What you are asked to do →
When you reach the listing below, copy each line exactly.

Material shown →
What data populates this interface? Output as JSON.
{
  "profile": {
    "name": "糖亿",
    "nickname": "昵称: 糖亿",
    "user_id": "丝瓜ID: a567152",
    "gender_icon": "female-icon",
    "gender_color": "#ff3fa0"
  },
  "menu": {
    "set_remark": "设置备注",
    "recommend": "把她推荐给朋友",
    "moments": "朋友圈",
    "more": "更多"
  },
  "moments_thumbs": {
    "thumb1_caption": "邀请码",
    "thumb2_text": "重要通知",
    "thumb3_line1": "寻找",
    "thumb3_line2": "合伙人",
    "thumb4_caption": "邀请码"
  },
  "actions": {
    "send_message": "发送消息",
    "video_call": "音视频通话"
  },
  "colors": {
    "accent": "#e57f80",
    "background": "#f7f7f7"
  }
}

Solution to the problem →
What data populates this interface? Output as JSON.
{
  "profile": {
    "name": "糖亿",
    "nickname": "昵称: 糖亿",
    "user_id": "丝瓜ID: a567152",
    "gender_icon": "female-icon",
    "gender_color": "#ff3fa0"
  },
  "menu": {
    "set_remark": "设置备注",
    "recommend": "把她推荐给朋友",
    "moments": "朋友圈",
    "more": "更多"
  },
  "moments_thumbs": {
    "thumb1_caption": "邀请码",
    "thumb2_text": "重要通知",
    "thumb3_line1": "寻找",
    "thumb3_line2": "合伙人",
    "thumb4_caption": "邀请码"
  },
  "actions": {
    "send_message": "发送消息",
    "video_call": "音视频通话"
  },
  "colors": {
    "accent": "#e57f80",
    "background": "#f7f7f7"
  }
}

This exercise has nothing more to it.